WG: Yeah, that’s a great idea.

LB: That’s my vision while going through this. I was sharing with my sister and with my flatmate and we’re talking about it and she said, you know, I could use something like that. But she’s at sales so she’s on the road all the time, meeting clients. But she said, wouldn’t it be wonderful if I got back to the office and talk to the marketing team, give them feedback, or the tech team when they’re rolling out the project, if we can come together for a brief 15 or 20 minutes and just talk about this, right? That gave me an idea.

WG: I love it. That’s giving me ideas.

LB: Yeah, because this is a virtual course and it can reach anybody who has internet and we can even –if your internet is not so great, you can –Windy has given us option to download the course and watch it offline so you’re not at the mercy of bandwidth. So to me that’s very helpful and I can read back the transcripts because, again, it’s six weeks long. It’s six modules and I know that there’s going to be a point –correct me if I’m wrong, Windy –but how I see it is even during the –in the middle of the course I find that I’m –okay, what was it that was taught in the first module —

WG: Oh, you want to go back, right.

LB: Right. So there are instances and situations that call for me to go back to the starting point and so, okay, now I remember. So it’s really a practice. It’s like a reference point for me, what was –what highlights did I –what did I glean from the first module versus the second module and the third, and how can I apply it now going to my fourth.

WG: Right, right.

LB: So yeah, for those of you out there, I think it’s a perfect gift for yourself. I consider it that because Windy gave me that gift November and I just can’t wait to have more and more people learn about mindfulness in a way that is taught by someone who teaches meditation as a practice. So yeah, if you have other questions, please feel free to go to zarawindy on Facebook. You can find her on Facebook, on Instagram…

WG: Twitter.

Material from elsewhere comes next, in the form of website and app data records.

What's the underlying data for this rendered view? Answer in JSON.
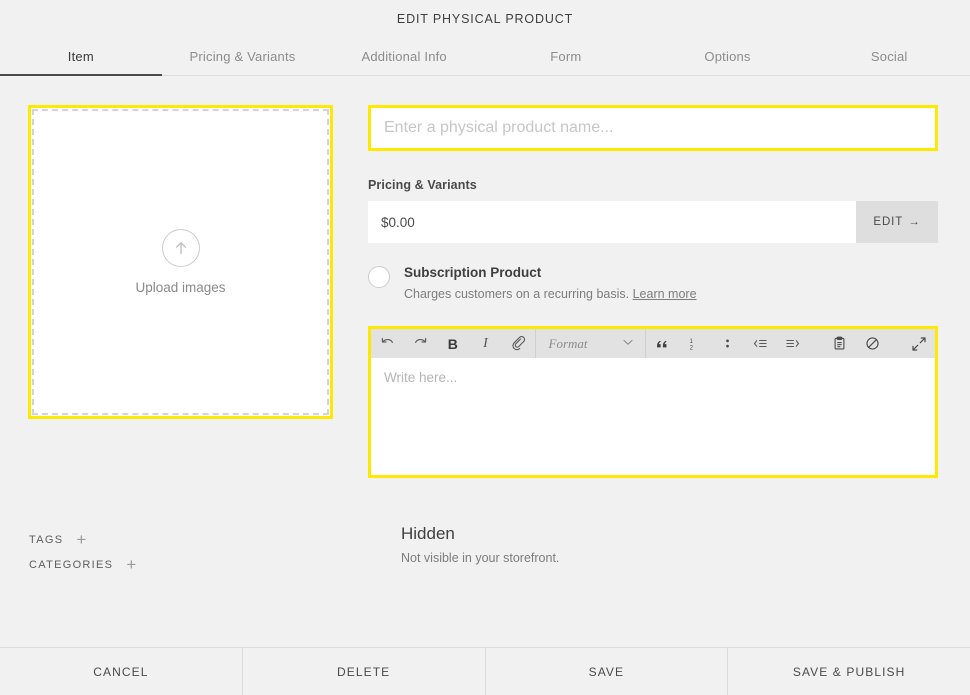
{
  "header": {
    "title": "EDIT PHYSICAL PRODUCT"
  },
  "tabs": [
    {
      "label": "Item",
      "active": true
    },
    {
      "label": "Pricing & Variants",
      "active": false
    },
    {
      "label": "Additional Info",
      "active": false
    },
    {
      "label": "Form",
      "active": false
    },
    {
      "label": "Options",
      "active": false
    },
    {
      "label": "Social",
      "active": false
    }
  ],
  "upload": {
    "label": "Upload images",
    "icon": "arrow-up-circle-icon"
  },
  "taxonomy": [
    {
      "label": "TAGS",
      "add": "+"
    },
    {
      "label": "CATEGORIES",
      "add": "+"
    }
  ],
  "product_name": {
    "value": "",
    "placeholder": "Enter a physical product name..."
  },
  "pricing": {
    "section_label": "Pricing & Variants",
    "price_value": "$0.00",
    "edit_label": "EDIT",
    "edit_arrow": "→"
  },
  "subscription": {
    "title": "Subscription Product",
    "description": "Charges customers on a recurring basis.",
    "link_label": "Learn more",
    "checked": false
  },
  "editor": {
    "placeholder": "Write here...",
    "format_label": "Format",
    "tools": [
      {
        "name": "undo-icon",
        "label": "Undo"
      },
      {
        "name": "redo-icon",
        "label": "Redo"
      },
      {
        "name": "bold-icon",
        "label": "B"
      },
      {
        "name": "italic-icon",
        "label": "I"
      },
      {
        "name": "link-icon",
        "label": "Link"
      },
      {
        "name": "quote-icon",
        "label": "Blockquote"
      },
      {
        "name": "numbered-list-icon",
        "label": "Numbered list"
      },
      {
        "name": "bulleted-list-icon",
        "label": "Bulleted list"
      },
      {
        "name": "outdent-icon",
        "label": "Outdent"
      },
      {
        "name": "indent-icon",
        "label": "Indent"
      },
      {
        "name": "paste-icon",
        "label": "Paste"
      },
      {
        "name": "clear-formatting-icon",
        "label": "Clear formatting"
      },
      {
        "name": "expand-icon",
        "label": "Expand"
      }
    ]
  },
  "visibility": {
    "title": "Hidden",
    "description": "Not visible in your storefront."
  },
  "footer": [
    {
      "label": "CANCEL"
    },
    {
      "label": "DELETE"
    },
    {
      "label": "SAVE"
    },
    {
      "label": "SAVE & PUBLISH"
    }
  ],
  "colors": {
    "highlight": "#ffe900",
    "page_bg": "#f1f1f1",
    "toolbar_bg": "#e2e2e2",
    "edit_btn_bg": "#dedede",
    "text": "#4a4a4a",
    "muted": "#8c8c8c"
  }
}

LB: YouTube. And we’ll be –stay tuned. Because this year, Windy and I will be working together to help spread the awareness about mindfulness and how it benefits a regular Joe or Jane. Any last invite, reminders, Windy, or thoughts that you’d like to give our listeners?

WG: Well, I just want to thank you for your feedback. We never really talked about this before and I am so grateful that what you’re sharing is really what I hope for anyone who joins the course. I mean, I think you are someone who has humility to begin with, but the whole setting healthy boundaries for ourselves, say no, managing your energy. I wish they were taught in school. I wish mindfulness was taught in school. I know some forward-looking schools replaced meditation –instead of detention, they have meditation. In Thailand, they teach kids at a very young age and that’s really my vision for the future.

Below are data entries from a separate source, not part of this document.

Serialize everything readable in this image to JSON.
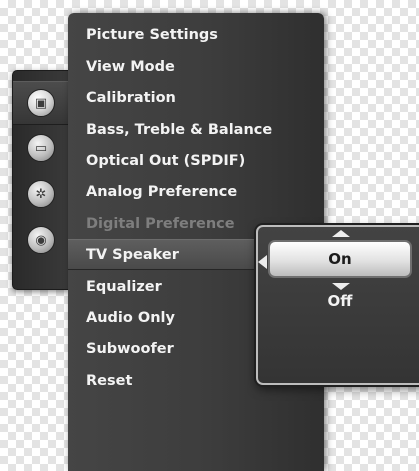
{
  "rail": {
    "items": [
      {
        "icon": "picture-icon",
        "glyph": "▣",
        "selected": true
      },
      {
        "icon": "sound-icon",
        "glyph": "▭",
        "selected": false
      },
      {
        "icon": "settings-icon",
        "glyph": "✲",
        "selected": false
      },
      {
        "icon": "camera-icon",
        "glyph": "◉",
        "selected": false
      }
    ]
  },
  "menu": {
    "items": [
      {
        "label": "Picture Settings"
      },
      {
        "label": "View Mode"
      },
      {
        "label": "Calibration"
      },
      {
        "label": "Bass, Treble & Balance"
      },
      {
        "label": "Optical Out (SPDIF)"
      },
      {
        "label": "Analog Preference"
      },
      {
        "label": "Digital Preference",
        "disabled": true
      },
      {
        "label": "TV Speaker",
        "selected": true
      },
      {
        "label": "Equalizer"
      },
      {
        "label": "Audio Only"
      },
      {
        "label": "Subwoofer"
      },
      {
        "label": "Reset"
      }
    ]
  },
  "popup": {
    "selected_option": "On",
    "next_option": "Off"
  }
}
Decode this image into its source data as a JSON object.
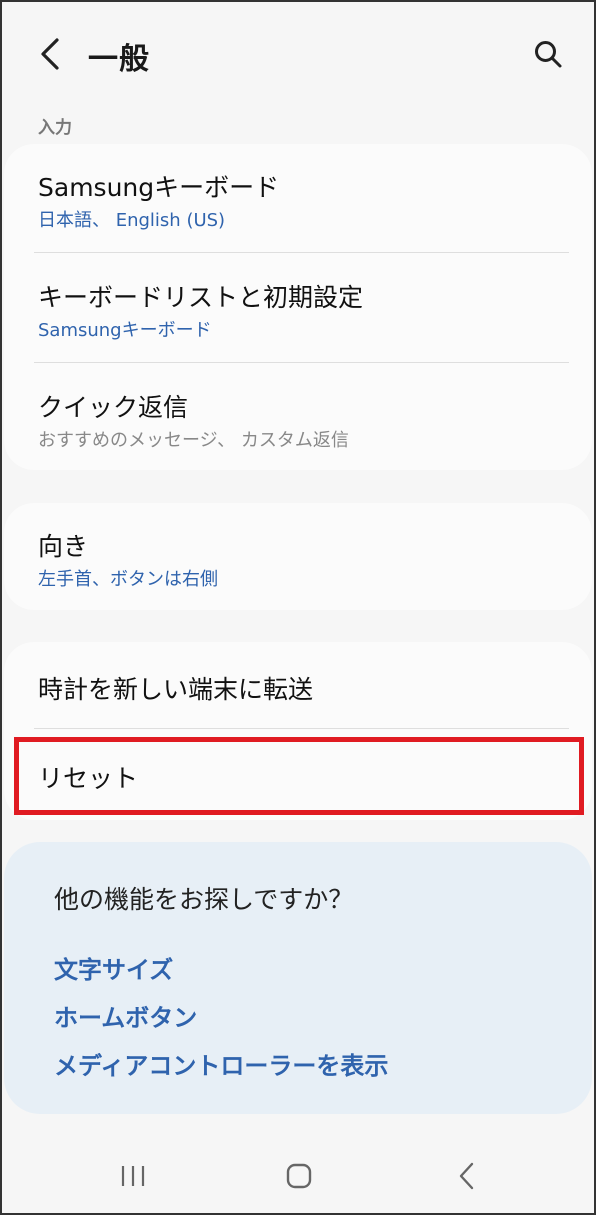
{
  "header": {
    "title": "一般",
    "back_icon": "chevron-left-icon",
    "search_icon": "search-icon"
  },
  "section": {
    "input_label": "入力"
  },
  "input_items": [
    {
      "title": "Samsungキーボード",
      "subtitle": "日本語、 English (US)"
    },
    {
      "title": "キーボードリストと初期設定",
      "subtitle": "Samsungキーボード"
    },
    {
      "title": "クイック返信",
      "subtitle": "おすすめのメッセージ、 カスタム返信"
    }
  ],
  "orientation": {
    "title": "向き",
    "subtitle": "左手首、ボタンは右側"
  },
  "transfer": {
    "title": "時計を新しい端末に転送"
  },
  "reset": {
    "title": "リセット"
  },
  "suggestions": {
    "title": "他の機能をお探しですか？",
    "links": [
      "文字サイズ",
      "ホームボタン",
      "メディアコントローラーを表示"
    ]
  },
  "navbar": {
    "recents_icon": "recents-icon",
    "home_icon": "home-icon",
    "back_icon": "back-icon"
  },
  "colors": {
    "accent": "#2f63ad",
    "highlight": "#e01b22",
    "suggest_bg": "#e7eff6"
  }
}
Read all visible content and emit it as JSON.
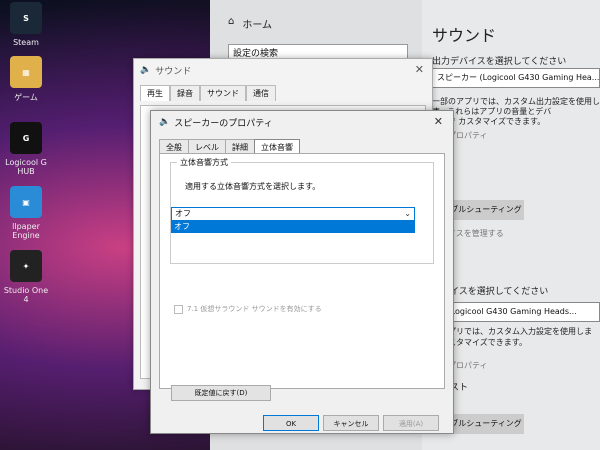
{
  "desktop": {
    "icons": [
      {
        "label": "Steam",
        "icon": "steam-icon",
        "color": "#1b2838"
      },
      {
        "label": "ゲーム",
        "icon": "folder-icon",
        "color": "#e0b04a"
      },
      {
        "label": "Logicool G HUB",
        "icon": "g-hub-icon",
        "color": "#111111"
      },
      {
        "label": "llpaper Engine",
        "icon": "wallpaper-engine-icon",
        "color": "#2a8bd6"
      },
      {
        "label": "Studio One 4",
        "icon": "studio-one-icon",
        "color": "#222222"
      }
    ]
  },
  "settings": {
    "home": "ホーム",
    "search_placeholder": "設定の検索",
    "title": "サウンド",
    "output_label": "出力デバイスを選択してください",
    "output_device": "スピーカー (Logicool G430 Gaming Hea...",
    "output_note_1": "一部のアプリでは、カスタム出力設定を使用しま",
    "output_note_2": "す。これらはアプリの音量とデバ",
    "output_note_3": "イスで カスタマイズできます。",
    "device_props_1": "スのプロパティ",
    "volume_label": "ーム",
    "troubleshoot_1": "トラブルシューティング",
    "manage_devices": "デバイスを管理する",
    "input_label": "デバイスを選択してください",
    "input_device": "ク (Logicool G430 Gaming Heads...",
    "input_note_1": "のアプリでは、カスタム入力設定を使用しま",
    "input_note_2": "でカスタマイズできます。",
    "device_props_2": "スのプロパティ",
    "test_label": "のテスト",
    "troubleshoot_2": "トラブルシューティング"
  },
  "sound_dialog": {
    "title": "サウンド",
    "tabs": [
      "再生",
      "録音",
      "サウンド",
      "通信"
    ]
  },
  "props_dialog": {
    "title": "スピーカーのプロパティ",
    "tabs": [
      "全般",
      "レベル",
      "詳細",
      "立体音響"
    ],
    "group_label": "立体音響方式",
    "description": "適用する立体音響方式を選択します。",
    "combo_value": "オフ",
    "combo_option": "オフ",
    "virtual_surround": "7.1 仮想サラウンド サウンドを有効にする",
    "reset_button": "既定値に戻す(D)",
    "ok": "OK",
    "cancel": "キャンセル",
    "apply": "適用(A)"
  }
}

LB: It’s transformative. It’s very transformative, guys. And I’m not there yet. It is a work in progress, like, every time I learn something new about mindfulness, I’d have to check back on how it resonates with me, with how I am as a person, and it’s going to be different for each one of us. But yeah, thank you, Windy. This has been awesome.

WG: Thank you.

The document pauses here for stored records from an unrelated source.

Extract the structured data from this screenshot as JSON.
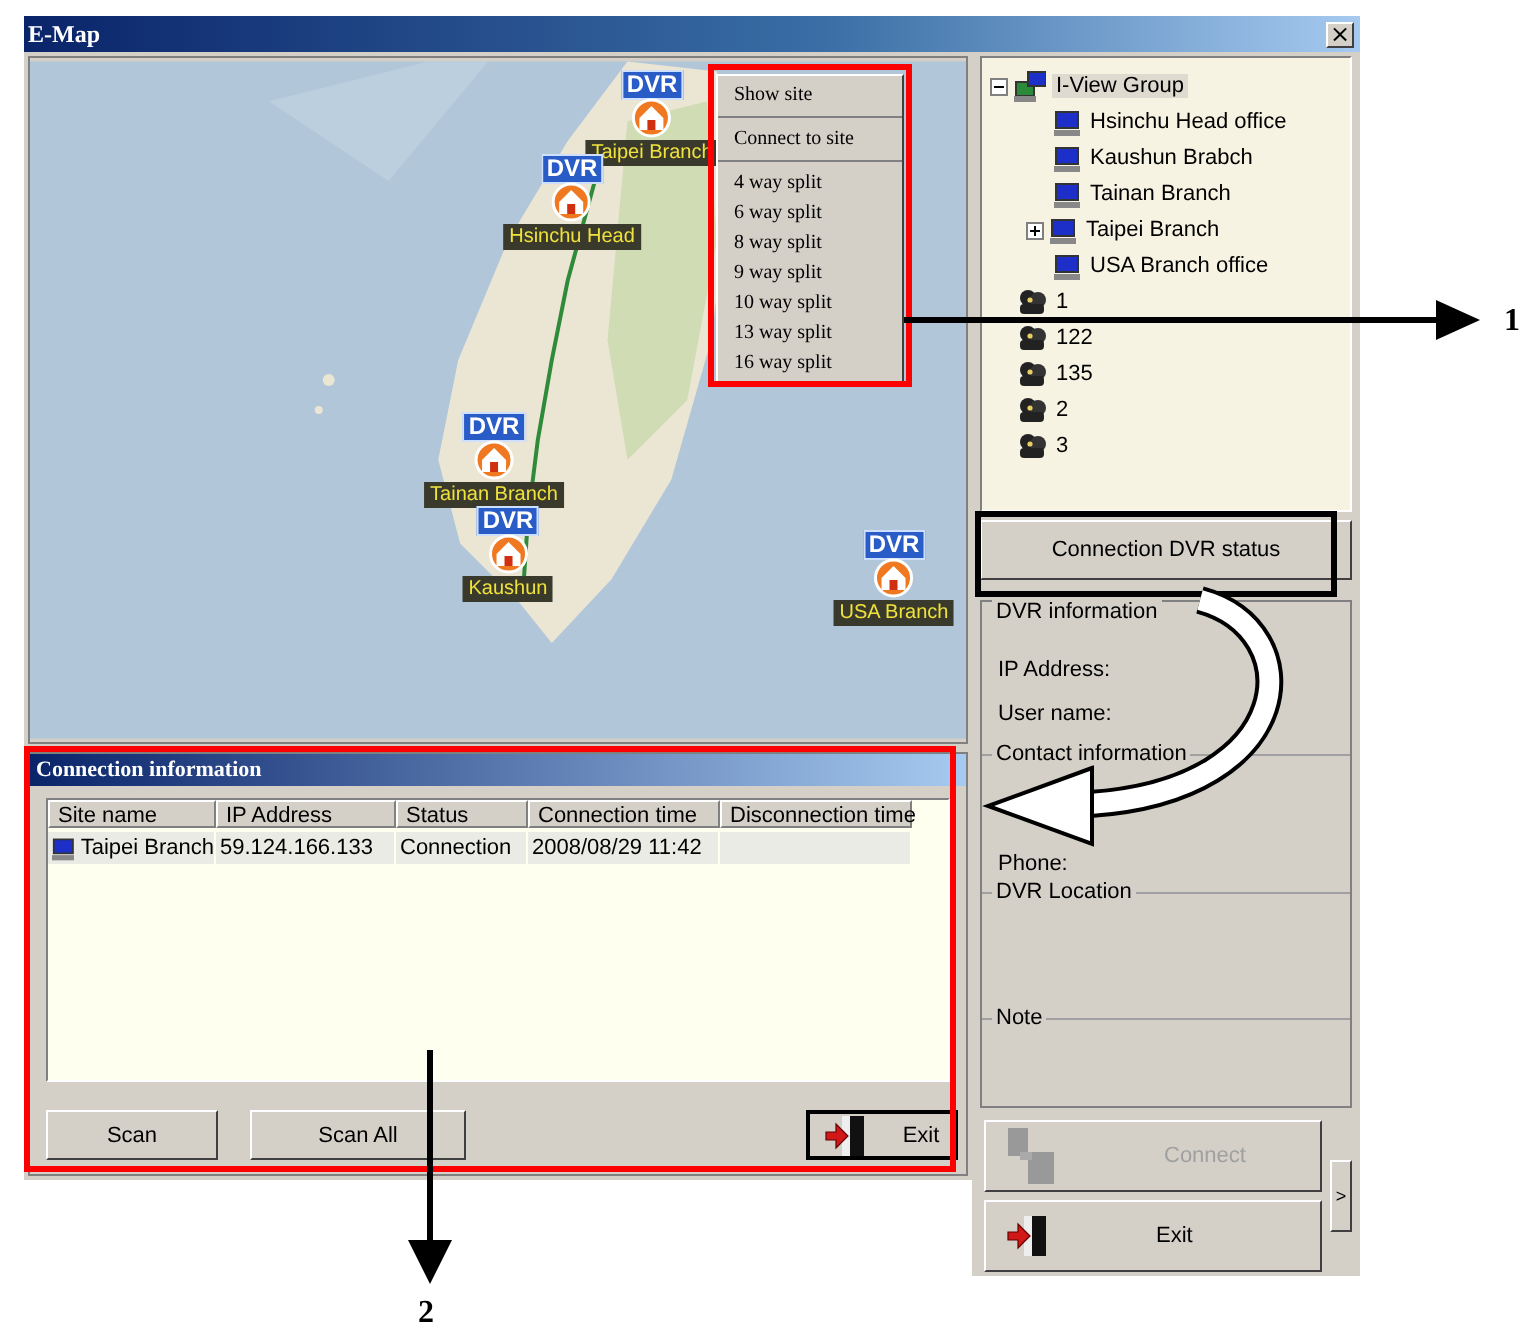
{
  "window": {
    "title": "E-Map",
    "close": "×"
  },
  "map": {
    "markers": [
      {
        "badge": "DVR",
        "label": "Taipei Branch"
      },
      {
        "badge": "DVR",
        "label": "Hsinchu Head"
      },
      {
        "badge": "DVR",
        "label": "Tainan Branch"
      },
      {
        "badge": "DVR",
        "label": "Kaushun"
      },
      {
        "badge": "DVR",
        "label": "USA Branch"
      }
    ]
  },
  "context_menu": {
    "items": [
      {
        "label": "Show site",
        "separator_after": true
      },
      {
        "label": "Connect to site",
        "separator_after": true
      },
      {
        "label": "4 way split",
        "separator_after": false
      },
      {
        "label": "6 way split",
        "separator_after": false
      },
      {
        "label": "8 way split",
        "separator_after": false
      },
      {
        "label": "9 way split",
        "separator_after": false
      },
      {
        "label": "10 way split",
        "separator_after": false
      },
      {
        "label": "13 way split",
        "separator_after": false
      },
      {
        "label": "16 way split",
        "separator_after": false
      }
    ]
  },
  "connection_info": {
    "title": "Connection information",
    "columns": [
      "Site name",
      "IP Address",
      "Status",
      "Connection time",
      "Disconnection time"
    ],
    "rows": [
      {
        "cells": [
          "Taipei Branch",
          "59.124.166.133",
          "Connection",
          "2008/08/29 11:42",
          ""
        ]
      }
    ],
    "buttons": [
      {
        "label": "Scan",
        "kind": "plain"
      },
      {
        "label": "Scan All",
        "kind": "plain"
      },
      {
        "label": "Exit",
        "kind": "exit"
      }
    ]
  },
  "tree": {
    "items": [
      {
        "label": "I-View Group",
        "kind": "network",
        "expanded": true,
        "selected": true,
        "children": [
          {
            "label": "Hsinchu Head office",
            "kind": "dvr",
            "selected": false
          },
          {
            "label": "Kaushun Brabch",
            "kind": "dvr",
            "selected": false
          },
          {
            "label": "Tainan Branch",
            "kind": "dvr",
            "selected": false
          },
          {
            "label": "Taipei Branch",
            "kind": "dvr",
            "expanded": false,
            "selected": false
          },
          {
            "label": "USA Branch office",
            "kind": "dvr",
            "selected": false
          }
        ]
      },
      {
        "label": "1",
        "kind": "group",
        "selected": false
      },
      {
        "label": "122",
        "kind": "group",
        "selected": false
      },
      {
        "label": "135",
        "kind": "group",
        "selected": false
      },
      {
        "label": "2",
        "kind": "group",
        "selected": false
      },
      {
        "label": "3",
        "kind": "group",
        "selected": false
      }
    ]
  },
  "status_button": "Connection DVR status",
  "dvr_info": {
    "sections": [
      {
        "title": "DVR information",
        "fields": [
          "IP Address:",
          "User name:"
        ]
      },
      {
        "title": "Contact information",
        "fields": [
          "Phone:"
        ]
      },
      {
        "title": "DVR Location"
      },
      {
        "title": "Note"
      }
    ]
  },
  "actions": [
    {
      "label": "Connect",
      "kind": "connect",
      "disabled": true
    },
    {
      "label": "Exit",
      "kind": "exit",
      "disabled": false
    }
  ],
  "expand_button": ">",
  "callouts": [
    {
      "label": "1"
    },
    {
      "label": "2"
    }
  ]
}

LB: I can’t wait to see more people just experiencing what I have so far. So alright, guys. Thank you. We’ll leave you with a note to just be –it’s not a Monday but stay tuned because we’ll have regular videos that we’ll be pushing out Mondays and once each month we’ll be coming out with a mindful tip. We’ll have more of Windy in the coming days. We’ll hear more from her and then hopefully the next time you join us, you’d be sharing with us some stories that you’ve experienced for yourself. Thank you, guys. Have a great day. See you next time. Bye.

WG: Bye.